Ali an American Champion
The impressive life story of Muhammad Ali is interwoven with vital moments in American history in this visually stunning, full-color biography.
The story of famed boxing champion Muhammad Ali is more appealing and accessible than ever before when told as though it’s happening in real time, through photographs and ephemera such as report cards and training regimens, and through newspaper articles, interviews, letters to the editor, and “breaking news” radio and TV transmissions that have been created by the author based on his extensive research.
From the Civil Rights Movement to the Rome Olympics, from joining the Nation of Islam to refusing to fight in Vietnam, Muhammad Ali’s fascinating life is interwoven with historical moments throughout the twentieth century to today.
Champ: the Story of Muhammad Ali
An engaging look at life and legacy of Muhammad Ali for readers of all ages
Muhammad Ali was one of the world’s best-known figures, and this incredible biography delves into precisely why. From his unlikely beginnings as a skinny, young Cassius Clay learning to box at a local gym to becoming the heavyweight champion of the world at the famous “Rumble in the Jungle,” where even the skies let loose with rain right after his victory, Ali has captivated the world. Tonya Bolden’s careful research and elegant telling, paired with R. Gregory Christie’s incredible paintings, make this a book that will inform and inspire readers of all ages.
“Bolden’s engaging text has a free-verse structure punctuated with enthusiastic exclamations that is enjoyable to read aloud…. The illustrations are striking.”
—School Library Journal (Starred review)
From the Hardcover edition.
King of the Ring
Muhammad Ali was born Cassius Marcellus Clay, Jr. in 1942. A three-time World Heavyweight Champion he is widely considered one of the greatest boxers of all time. But Ali’s legacy reaches far beyond the world of sports. He changed his name from Clay to Ali after joining the Nation of Islam in 1964, and refused to join the U.S. military during the Vietnam War, facing arrest and losing his boxing title and the right to fight for four years because of his beliefs. After returning to the ring after a four-year forced absence, he participated in several of the most memorable and historic boxing matches of all time. He was known for his charisma, sharp intellect and wit, and also his rhymes, making him a cultural icon and one of the most recognized and inspiring people on the planet. Nicknamed “The Greatest”, Ali’s personal story is one for the ages.
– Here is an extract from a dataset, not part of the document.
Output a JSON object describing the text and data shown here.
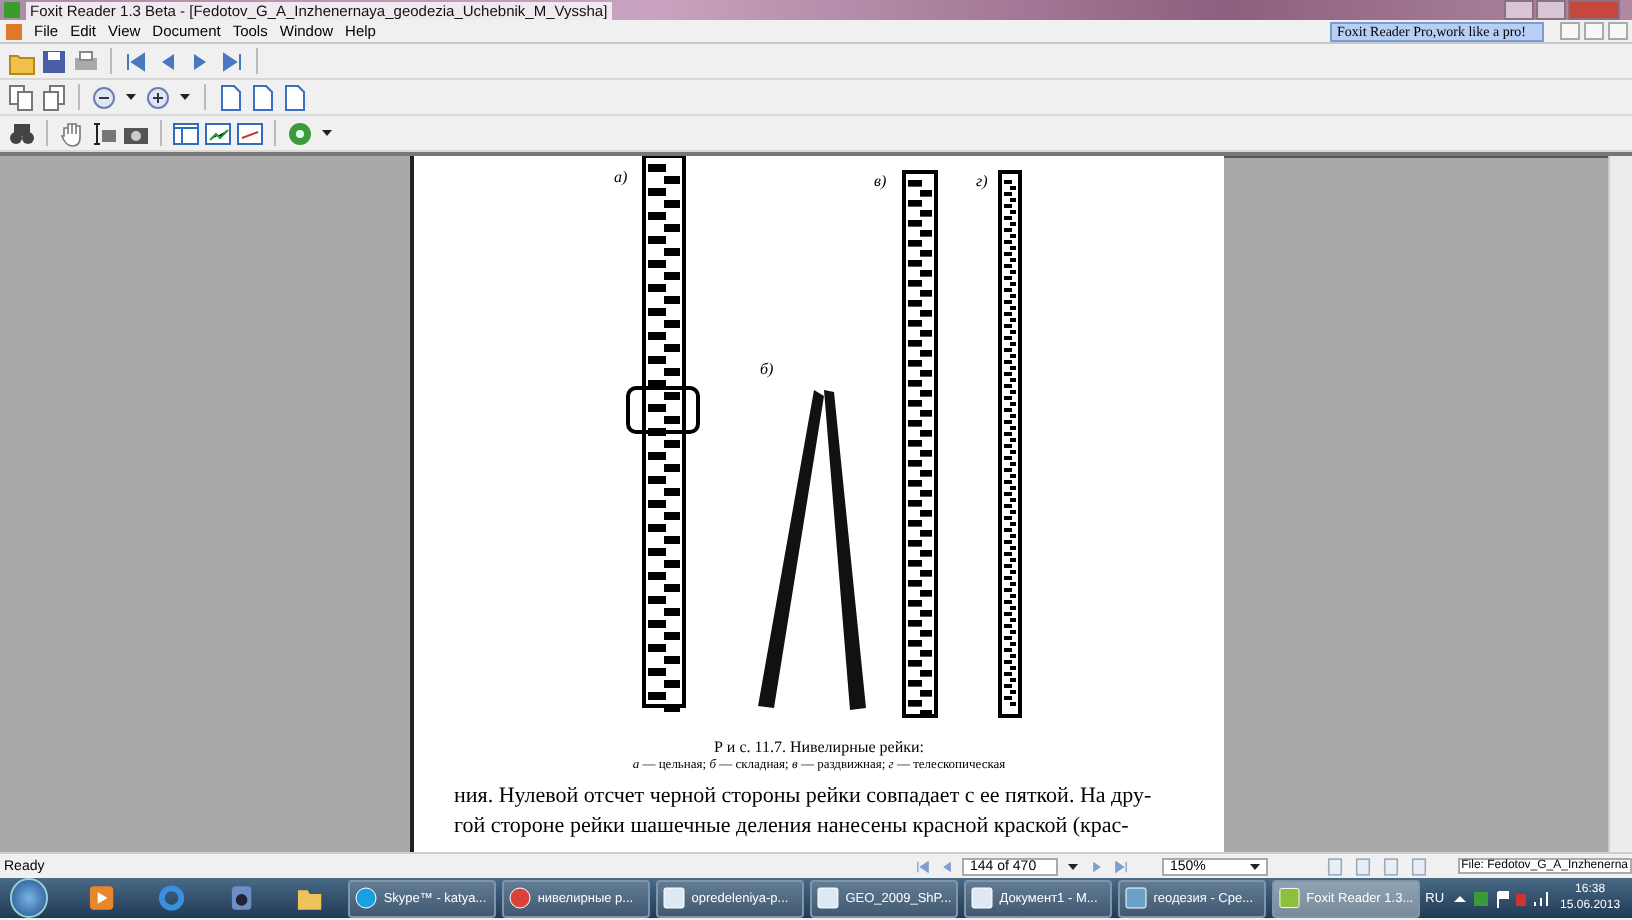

Campfire’s biography of Muhammad Ali will teach, inspire and entertain young readers.
This acclaimed picture book biography is a perfect introduction to the late great Muhammad Ali
New York Times bestselling author Walter Dean Myers explores Muhammad Ali’s life and recounts his most famous fights in this celebrated picture book biography.
Myers examines the depth and complexity of the larger-than-life legend and heavyweight champion of the world, and the bold, vibrant art of Alix Delinois reflects the beauty and power of the man who could “float like a butterfly, sting like a bee.”
Reviewers praised this book as “powerful,” “action-filled,” and “dramatic.”
Who Was Muhammad Ali?
Cassius Marcellus Clay, Jr. won the world heavyweight championship at the age of 22, the same year he joined the Nation of Islam and changed his name to Muhammad Ali. He would go on to become the first and only three-time (in succession) World Heavyweight Champion. Nicknamed “The Greatest,” Ali was as well known for his unique boxing style, consisting of the Ali Shuffle and the rope-a-dope, as he was for the catchphrase “float like a butterfly, sting like a bee.” He was an uncompromising athlete who brought beauty and grace to a very rough sport and became one of the world’s most famous cultural icons. Read Who Was Muhammad Ali? and discover “The Greatest.”
Wreath for Emmett Till
In 1955 people all over the United States knew that Emmett Louis Till was a fourteen-year-old African American boy lynched for supposedly whistling at a white woman in Mississippi. The brutality of his murder, the open-casket funeral held by his mother, Mamie Till Mobley, and the acquittal of the men tried for the crime drew wide media attention. In a profound and chilling poem, award-winning poet Marilyn Nelson reminds us of the boy whose fate helped spark the civil rights movement.